The second option is an absolute URL or path. For an absolute URL, the server name/port and webapp context paths are included. For an absolute resource name, the initial character is a slash character. Absolute is also dependent on context, since the root of a webapp is its top-level WAR directory, but the base of an external file resource is the root of the filesystem.

There is a "base" HTML tag that can be used to relocate the idea of where the base of an absolute URL is, but it doesn't get along that well with JSF. Struts, BTW has its own "base" tag to get around that.

There are 2 different bases for JSF URLs. One is the entire webapp URL, from, and including the context path on down. The other is the absolute location within the webapp, and its base is the root of the WAR. The second one applies to resource paths within the WAR or web-xml mappings (but that a whole 'nother can of worms!).

Raw HTML absolute URLs must always include the context path, since there's no way externally to tell how much of the URL is the context path part, even though 98% of the time, it's a single level.

JSF URLs that want to be nice to us, however, will provide the context path as part of their generated HTML output. Unfortunately, I'm not really sure that all JSF components are nice.

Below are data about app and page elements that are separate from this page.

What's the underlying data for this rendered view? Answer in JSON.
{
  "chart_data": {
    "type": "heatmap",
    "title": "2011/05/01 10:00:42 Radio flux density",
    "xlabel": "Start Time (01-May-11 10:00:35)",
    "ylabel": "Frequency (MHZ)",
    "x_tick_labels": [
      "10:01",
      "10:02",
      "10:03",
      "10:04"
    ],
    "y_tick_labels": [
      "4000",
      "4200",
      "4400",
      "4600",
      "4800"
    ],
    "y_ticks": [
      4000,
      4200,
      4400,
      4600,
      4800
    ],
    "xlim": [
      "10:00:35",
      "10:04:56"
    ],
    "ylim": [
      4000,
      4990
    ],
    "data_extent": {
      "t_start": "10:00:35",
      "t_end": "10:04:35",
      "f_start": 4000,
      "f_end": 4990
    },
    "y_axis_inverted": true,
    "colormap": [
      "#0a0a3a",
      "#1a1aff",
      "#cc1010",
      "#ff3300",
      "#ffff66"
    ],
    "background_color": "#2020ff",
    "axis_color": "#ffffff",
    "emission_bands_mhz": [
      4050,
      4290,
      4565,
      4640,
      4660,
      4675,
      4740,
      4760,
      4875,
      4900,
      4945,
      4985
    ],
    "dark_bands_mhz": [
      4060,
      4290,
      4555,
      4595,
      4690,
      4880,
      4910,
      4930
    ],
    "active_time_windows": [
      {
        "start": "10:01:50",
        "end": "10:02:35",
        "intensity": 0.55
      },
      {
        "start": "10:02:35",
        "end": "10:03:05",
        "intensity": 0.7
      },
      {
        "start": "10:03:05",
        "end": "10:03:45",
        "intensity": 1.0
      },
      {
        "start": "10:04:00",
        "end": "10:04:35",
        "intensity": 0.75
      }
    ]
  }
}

So, when setting up a template whose context path is something like WEB-INF/layouts/masterPage.xhtml, you can always find an image in the /images directory of the WAR by using the "absolute" URL "/images/mypic.jpg", regardless of what the directory structure of the invoking page view is. However, if you use a relative URL, the image location will be interpreted as relative to the location of the invoking view, not the template view. So absolute is the way to go. And, of course, don't use the raw HTML "img" tag, use the JSF image tag.
Gina vernon
Ranch Hand

Joined: Jan 16, 2009
Posts: 108
Thanks, Tim! The absolute path worked perfectly.
 
It is sorta covered in the JavaRanch Style Guide.
 
subject: JSF templates